▶ **EXERCISE DESCRIPTION**:
Every line containing the word "press" must be pulled from the records.

▶ **INPUT DATA**:

=== Section Start ===

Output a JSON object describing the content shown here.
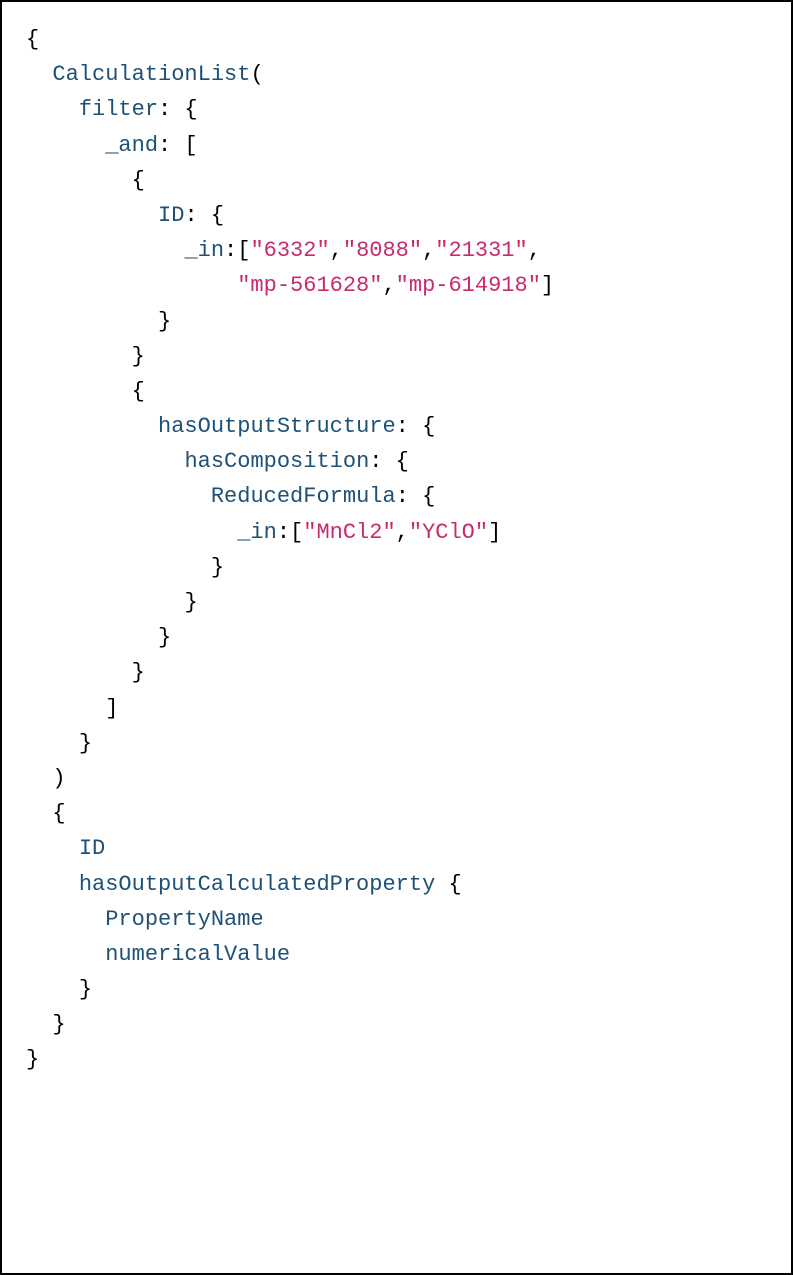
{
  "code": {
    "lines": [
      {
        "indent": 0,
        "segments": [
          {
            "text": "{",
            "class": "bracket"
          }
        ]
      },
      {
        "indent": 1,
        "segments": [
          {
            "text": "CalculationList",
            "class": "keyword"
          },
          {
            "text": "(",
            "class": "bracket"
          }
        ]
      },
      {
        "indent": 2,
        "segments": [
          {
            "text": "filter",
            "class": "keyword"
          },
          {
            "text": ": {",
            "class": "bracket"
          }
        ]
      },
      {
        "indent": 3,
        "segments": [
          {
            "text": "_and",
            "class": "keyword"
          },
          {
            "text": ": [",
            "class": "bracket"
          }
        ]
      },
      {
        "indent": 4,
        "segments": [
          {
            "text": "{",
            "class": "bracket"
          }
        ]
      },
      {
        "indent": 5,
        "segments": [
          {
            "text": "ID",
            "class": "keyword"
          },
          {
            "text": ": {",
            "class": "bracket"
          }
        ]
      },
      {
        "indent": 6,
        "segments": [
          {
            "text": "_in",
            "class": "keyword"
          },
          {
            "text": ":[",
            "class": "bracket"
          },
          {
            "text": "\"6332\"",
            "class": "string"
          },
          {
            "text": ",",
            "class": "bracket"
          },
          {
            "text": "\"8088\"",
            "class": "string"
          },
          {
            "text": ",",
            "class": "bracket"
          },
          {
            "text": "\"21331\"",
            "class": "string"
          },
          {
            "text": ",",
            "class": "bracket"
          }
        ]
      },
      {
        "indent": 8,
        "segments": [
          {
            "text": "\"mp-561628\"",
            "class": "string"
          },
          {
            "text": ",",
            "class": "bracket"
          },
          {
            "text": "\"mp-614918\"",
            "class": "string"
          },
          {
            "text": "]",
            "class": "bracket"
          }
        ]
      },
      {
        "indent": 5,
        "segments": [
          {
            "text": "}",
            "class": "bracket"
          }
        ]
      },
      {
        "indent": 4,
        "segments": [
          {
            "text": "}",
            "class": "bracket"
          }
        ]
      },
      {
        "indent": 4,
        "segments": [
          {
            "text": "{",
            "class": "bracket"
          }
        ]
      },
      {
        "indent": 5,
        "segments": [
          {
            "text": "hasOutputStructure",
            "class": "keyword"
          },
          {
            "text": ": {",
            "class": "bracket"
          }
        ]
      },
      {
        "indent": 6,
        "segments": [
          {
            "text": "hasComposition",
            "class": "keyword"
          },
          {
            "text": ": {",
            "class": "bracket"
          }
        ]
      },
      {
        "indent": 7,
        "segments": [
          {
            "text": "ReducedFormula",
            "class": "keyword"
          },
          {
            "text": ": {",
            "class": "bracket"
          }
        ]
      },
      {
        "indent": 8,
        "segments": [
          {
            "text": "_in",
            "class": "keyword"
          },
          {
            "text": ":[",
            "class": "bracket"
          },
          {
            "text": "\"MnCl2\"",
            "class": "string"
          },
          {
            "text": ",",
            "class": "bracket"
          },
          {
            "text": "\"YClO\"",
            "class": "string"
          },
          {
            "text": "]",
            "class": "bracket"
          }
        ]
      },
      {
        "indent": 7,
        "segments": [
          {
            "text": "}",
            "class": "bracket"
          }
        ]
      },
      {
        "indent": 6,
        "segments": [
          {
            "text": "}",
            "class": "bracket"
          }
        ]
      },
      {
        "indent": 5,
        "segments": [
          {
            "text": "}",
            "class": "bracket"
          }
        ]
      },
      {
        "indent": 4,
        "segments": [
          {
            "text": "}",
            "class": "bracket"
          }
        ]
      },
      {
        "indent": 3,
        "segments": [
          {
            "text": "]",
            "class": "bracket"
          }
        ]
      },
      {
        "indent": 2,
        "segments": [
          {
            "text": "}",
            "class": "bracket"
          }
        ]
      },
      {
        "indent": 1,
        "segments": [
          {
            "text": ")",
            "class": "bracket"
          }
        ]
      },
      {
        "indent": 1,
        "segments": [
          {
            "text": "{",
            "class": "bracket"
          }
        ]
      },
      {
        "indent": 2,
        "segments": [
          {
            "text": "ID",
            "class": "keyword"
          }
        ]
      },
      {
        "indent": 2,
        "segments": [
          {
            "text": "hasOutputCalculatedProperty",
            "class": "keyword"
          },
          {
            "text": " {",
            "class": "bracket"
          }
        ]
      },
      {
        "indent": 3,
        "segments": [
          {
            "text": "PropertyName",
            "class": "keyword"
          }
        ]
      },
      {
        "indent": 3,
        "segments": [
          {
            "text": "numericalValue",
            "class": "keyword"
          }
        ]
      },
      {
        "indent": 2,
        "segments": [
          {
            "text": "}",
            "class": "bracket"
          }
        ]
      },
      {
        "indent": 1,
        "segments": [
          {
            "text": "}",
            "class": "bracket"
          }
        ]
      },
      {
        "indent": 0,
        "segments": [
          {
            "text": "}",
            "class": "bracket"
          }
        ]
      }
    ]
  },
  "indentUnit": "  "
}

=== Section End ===
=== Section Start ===

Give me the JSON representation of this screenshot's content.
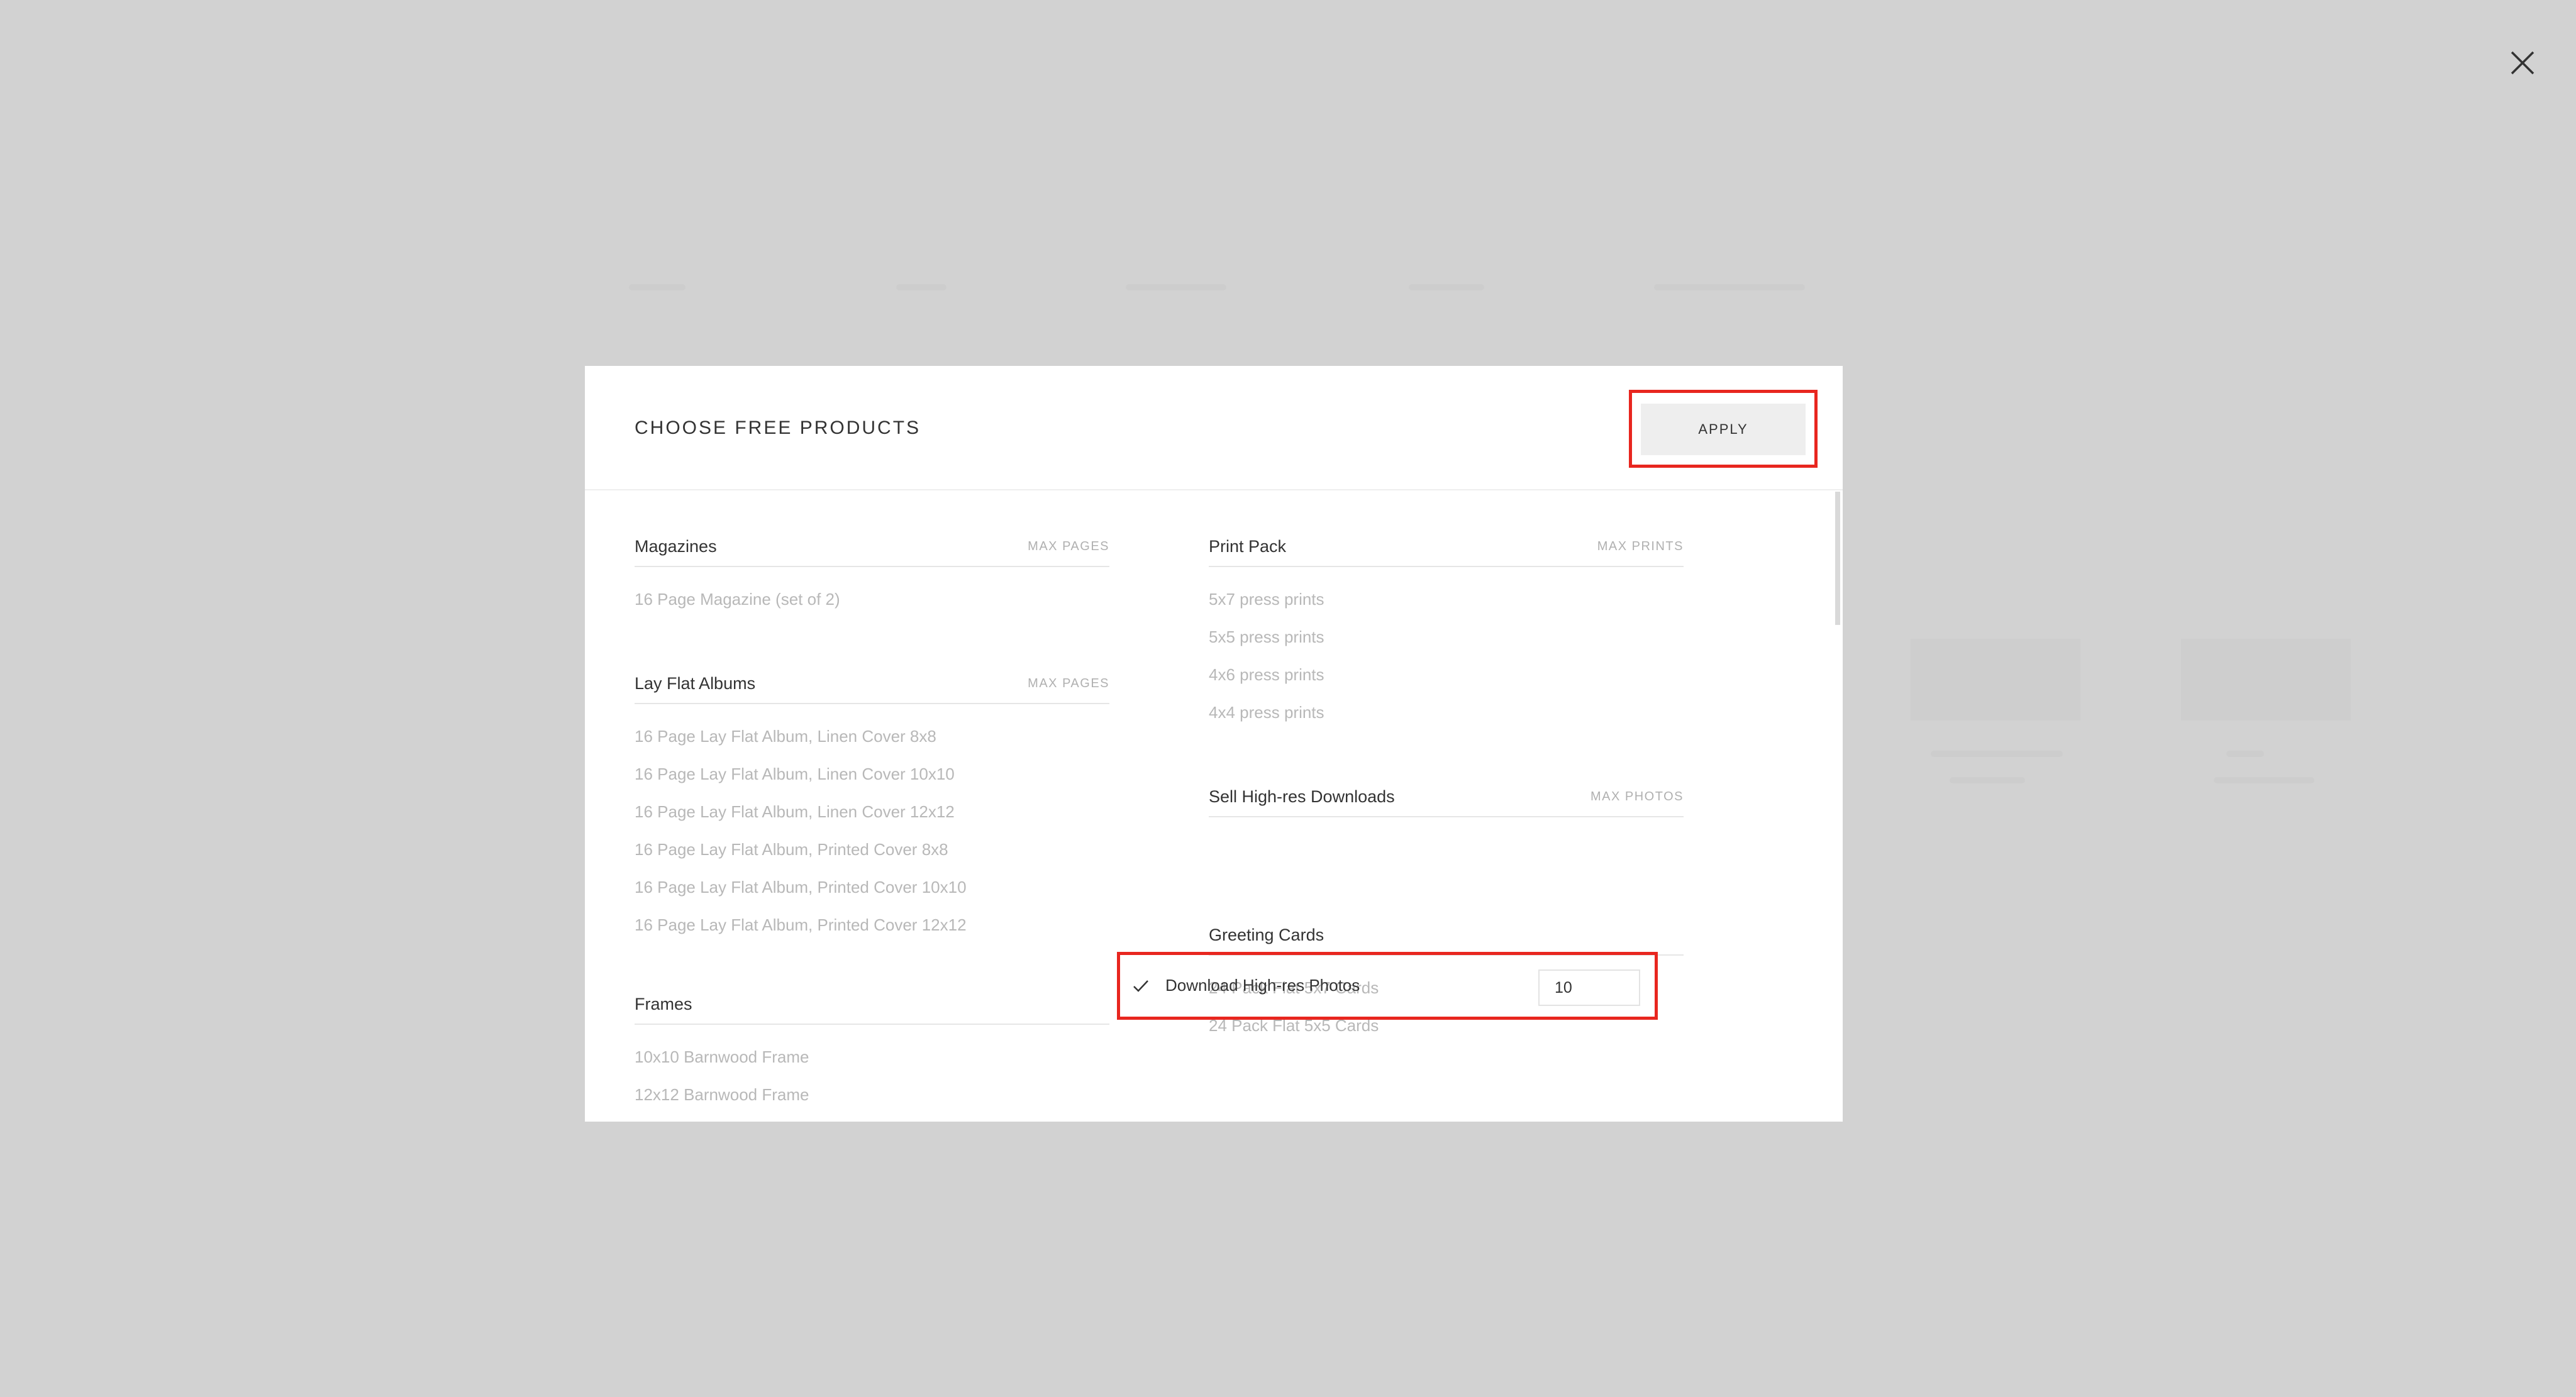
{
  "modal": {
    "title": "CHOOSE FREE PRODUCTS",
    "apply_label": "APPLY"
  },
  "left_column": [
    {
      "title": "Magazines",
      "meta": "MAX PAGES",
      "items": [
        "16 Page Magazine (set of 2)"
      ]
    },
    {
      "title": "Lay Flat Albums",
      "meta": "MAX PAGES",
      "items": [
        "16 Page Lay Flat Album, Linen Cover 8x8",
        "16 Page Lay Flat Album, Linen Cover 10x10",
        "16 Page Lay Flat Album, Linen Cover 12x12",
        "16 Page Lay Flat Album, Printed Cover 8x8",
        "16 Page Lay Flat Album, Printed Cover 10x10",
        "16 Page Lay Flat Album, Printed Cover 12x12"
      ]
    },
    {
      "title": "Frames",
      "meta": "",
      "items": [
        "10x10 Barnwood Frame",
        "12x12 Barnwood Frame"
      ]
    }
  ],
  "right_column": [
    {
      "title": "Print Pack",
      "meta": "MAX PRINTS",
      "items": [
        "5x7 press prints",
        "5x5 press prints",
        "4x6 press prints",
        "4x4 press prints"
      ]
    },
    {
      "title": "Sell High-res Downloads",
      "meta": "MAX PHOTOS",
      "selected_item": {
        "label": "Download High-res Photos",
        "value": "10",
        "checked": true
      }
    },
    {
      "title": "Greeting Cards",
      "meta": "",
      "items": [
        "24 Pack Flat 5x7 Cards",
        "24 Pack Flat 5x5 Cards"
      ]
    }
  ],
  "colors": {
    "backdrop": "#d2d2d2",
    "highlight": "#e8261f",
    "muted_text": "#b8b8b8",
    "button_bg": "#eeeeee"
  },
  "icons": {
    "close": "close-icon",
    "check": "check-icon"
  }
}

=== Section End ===

▶ **RESULT FOR THIS TASK**:
        "5x7 press prints",
        "5x5 press prints",
        "4x6 press prints",
        "4x4 press prints"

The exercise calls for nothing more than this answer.